Wednesday 12 September 2012

Bible Book:

"Sing praises to the Lord, for he has done gloriously; let this be known in all the earth. Shout aloud and sing for joy, O royal Zion, for great in your midst is the Holy One of Israel." (vv. 5-6)

Isaiah 12:1-6 Wednesday 12 September 2012


This passage comes from First Isaiah, the 8th century prophetliving in Jerusalem at the time of the wars with Assyria. Thischapter concludes the first part of the book with a psalm givingthanks and praise to God for the salvation foretold in the preceding chapter, where God promisesdeliverance. Isaiah provides a vision of hope for the future forthe faithful remnant who trust in God. This image of salvation isclosely linked to the earlier deliverance of the people of Israel,where "when they came up from the land of Egypt" (Isaiah11:16). While still in the wilderness, they sang songs ofdeliverance (Exodus 15:2). Here too, praise and thanksgivingare the appropriate response for the faithful people waiting inhope: "Surely God is my salvation; I will trust, and will not beafraid" (v. 2).

In Isaiah's prophecy, God will intervene, with a child to beborn, who may have been the child of the king, perhaps Hezekiah (Isaiah9:6-7). For Isaiah, God, "the Holy One of Israel", was thoughtliterally to dwell in the midst of Israel, in the temple inJerusalem, and God's son was the Davidic king. This promise of anew king on the throne of David was the source of the traditionfollowed by Matthew's Gospel in its narrative of the birth of Jesus(Matthew 1:23), and so the Messianic promise ofIsaiah became a Christian understanding of Jesus, coming as achild, but 'God with us'.

The passages we are reading this week all refer to the promiseof God's presence among his faithful people. Here, despite war anddeportation, despite the destruction of kingdoms and the fall ofkings, God is still 'with us', still acting with authority overearthly powers and powers of evil. No matter how terrible theevents in the world may seem to us, there is hope: God is here, andGod will act to deliver us. It is perhaps an irony of history thatthis reading is provided for this week, when we remember theanniversary of the terrible destruction of the Twin Towers in NewYork City. But it is just at times like this, when our minds focuson the dangers of evil forces in the world, that Scripture providesa counterbalance. God, the Holy One of Israel, is with us, and Godwill save us, however desperate our situation.

To Ponder

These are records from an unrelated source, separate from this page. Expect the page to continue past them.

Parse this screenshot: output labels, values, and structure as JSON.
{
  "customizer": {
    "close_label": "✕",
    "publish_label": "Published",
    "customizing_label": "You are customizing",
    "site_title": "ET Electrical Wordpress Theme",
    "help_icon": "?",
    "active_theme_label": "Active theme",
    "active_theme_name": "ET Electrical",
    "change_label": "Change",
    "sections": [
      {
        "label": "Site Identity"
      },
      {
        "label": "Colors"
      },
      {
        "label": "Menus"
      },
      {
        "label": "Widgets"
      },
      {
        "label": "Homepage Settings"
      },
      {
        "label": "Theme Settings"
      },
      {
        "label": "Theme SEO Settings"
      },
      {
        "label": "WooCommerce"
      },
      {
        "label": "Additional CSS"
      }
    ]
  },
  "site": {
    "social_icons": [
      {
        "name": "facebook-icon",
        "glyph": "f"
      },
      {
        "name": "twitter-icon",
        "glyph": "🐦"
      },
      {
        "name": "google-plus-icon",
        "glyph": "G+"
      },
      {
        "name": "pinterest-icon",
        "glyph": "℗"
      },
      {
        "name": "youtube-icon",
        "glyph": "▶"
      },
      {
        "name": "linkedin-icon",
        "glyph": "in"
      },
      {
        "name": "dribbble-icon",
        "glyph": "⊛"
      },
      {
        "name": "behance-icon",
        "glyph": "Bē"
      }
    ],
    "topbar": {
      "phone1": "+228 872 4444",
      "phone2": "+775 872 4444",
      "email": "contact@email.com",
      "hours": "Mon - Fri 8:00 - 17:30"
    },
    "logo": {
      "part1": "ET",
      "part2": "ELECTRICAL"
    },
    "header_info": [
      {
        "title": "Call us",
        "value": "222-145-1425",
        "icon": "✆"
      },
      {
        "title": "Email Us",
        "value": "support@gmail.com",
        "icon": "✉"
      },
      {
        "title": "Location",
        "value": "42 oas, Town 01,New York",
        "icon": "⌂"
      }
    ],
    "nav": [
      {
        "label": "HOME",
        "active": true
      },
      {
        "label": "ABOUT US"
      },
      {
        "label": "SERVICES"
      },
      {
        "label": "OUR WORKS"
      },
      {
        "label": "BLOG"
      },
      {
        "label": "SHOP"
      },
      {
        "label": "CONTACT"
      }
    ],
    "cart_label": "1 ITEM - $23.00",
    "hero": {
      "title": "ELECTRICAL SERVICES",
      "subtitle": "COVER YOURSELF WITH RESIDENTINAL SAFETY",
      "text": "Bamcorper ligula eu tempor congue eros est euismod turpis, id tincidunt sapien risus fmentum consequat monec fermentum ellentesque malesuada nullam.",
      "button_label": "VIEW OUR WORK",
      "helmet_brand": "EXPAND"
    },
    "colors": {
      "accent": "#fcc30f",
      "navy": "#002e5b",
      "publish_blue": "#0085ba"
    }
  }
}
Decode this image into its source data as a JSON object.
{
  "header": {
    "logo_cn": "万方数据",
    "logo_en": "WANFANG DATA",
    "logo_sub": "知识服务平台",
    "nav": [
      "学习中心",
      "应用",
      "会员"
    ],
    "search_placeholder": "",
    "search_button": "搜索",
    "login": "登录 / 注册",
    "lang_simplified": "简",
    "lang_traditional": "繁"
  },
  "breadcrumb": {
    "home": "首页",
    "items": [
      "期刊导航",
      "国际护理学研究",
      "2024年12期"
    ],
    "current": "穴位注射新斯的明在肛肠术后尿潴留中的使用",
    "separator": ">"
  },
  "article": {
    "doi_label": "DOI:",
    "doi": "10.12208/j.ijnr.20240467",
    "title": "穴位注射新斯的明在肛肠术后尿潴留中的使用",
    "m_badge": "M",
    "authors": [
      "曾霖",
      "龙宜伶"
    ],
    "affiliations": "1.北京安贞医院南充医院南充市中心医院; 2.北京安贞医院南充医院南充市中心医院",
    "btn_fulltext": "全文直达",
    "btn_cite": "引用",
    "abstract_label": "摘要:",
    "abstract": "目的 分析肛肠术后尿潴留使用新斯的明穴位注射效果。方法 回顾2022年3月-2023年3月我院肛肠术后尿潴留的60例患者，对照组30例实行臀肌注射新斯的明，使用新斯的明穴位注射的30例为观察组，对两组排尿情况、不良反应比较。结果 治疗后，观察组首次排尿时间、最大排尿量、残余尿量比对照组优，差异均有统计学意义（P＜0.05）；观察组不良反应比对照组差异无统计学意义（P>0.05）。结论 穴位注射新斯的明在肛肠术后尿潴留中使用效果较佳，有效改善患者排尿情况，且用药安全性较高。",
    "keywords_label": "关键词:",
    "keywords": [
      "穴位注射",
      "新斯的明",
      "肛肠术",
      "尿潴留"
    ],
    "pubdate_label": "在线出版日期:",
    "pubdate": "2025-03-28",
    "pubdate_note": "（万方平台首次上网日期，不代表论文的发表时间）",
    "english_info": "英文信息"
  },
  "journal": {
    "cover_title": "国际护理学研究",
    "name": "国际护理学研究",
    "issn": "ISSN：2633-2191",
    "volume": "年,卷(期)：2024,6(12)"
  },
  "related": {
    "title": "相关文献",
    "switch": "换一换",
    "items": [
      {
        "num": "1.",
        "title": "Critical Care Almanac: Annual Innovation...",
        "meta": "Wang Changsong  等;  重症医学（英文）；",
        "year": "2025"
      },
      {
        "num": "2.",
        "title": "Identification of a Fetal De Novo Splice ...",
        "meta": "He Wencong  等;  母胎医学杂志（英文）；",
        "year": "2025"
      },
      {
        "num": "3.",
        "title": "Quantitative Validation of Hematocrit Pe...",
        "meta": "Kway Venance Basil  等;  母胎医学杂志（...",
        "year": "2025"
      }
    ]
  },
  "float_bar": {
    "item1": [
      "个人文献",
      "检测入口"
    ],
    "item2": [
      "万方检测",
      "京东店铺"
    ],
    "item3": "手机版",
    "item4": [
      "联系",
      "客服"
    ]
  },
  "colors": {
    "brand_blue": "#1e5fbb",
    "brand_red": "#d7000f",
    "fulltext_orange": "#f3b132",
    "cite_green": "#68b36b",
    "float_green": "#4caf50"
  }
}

  • Is a historical understanding of the Messianic prophecies ofIsaiah helpful to you, or do you find it troubling to think thatIsaiah may not have been foretelling the birth of Jesus? Why?
  • Where is God in your understanding of horrific acts ofterrorism and war?

Previous Page Tuesday 11 September 2012
Next Page Thursday 13 September 2012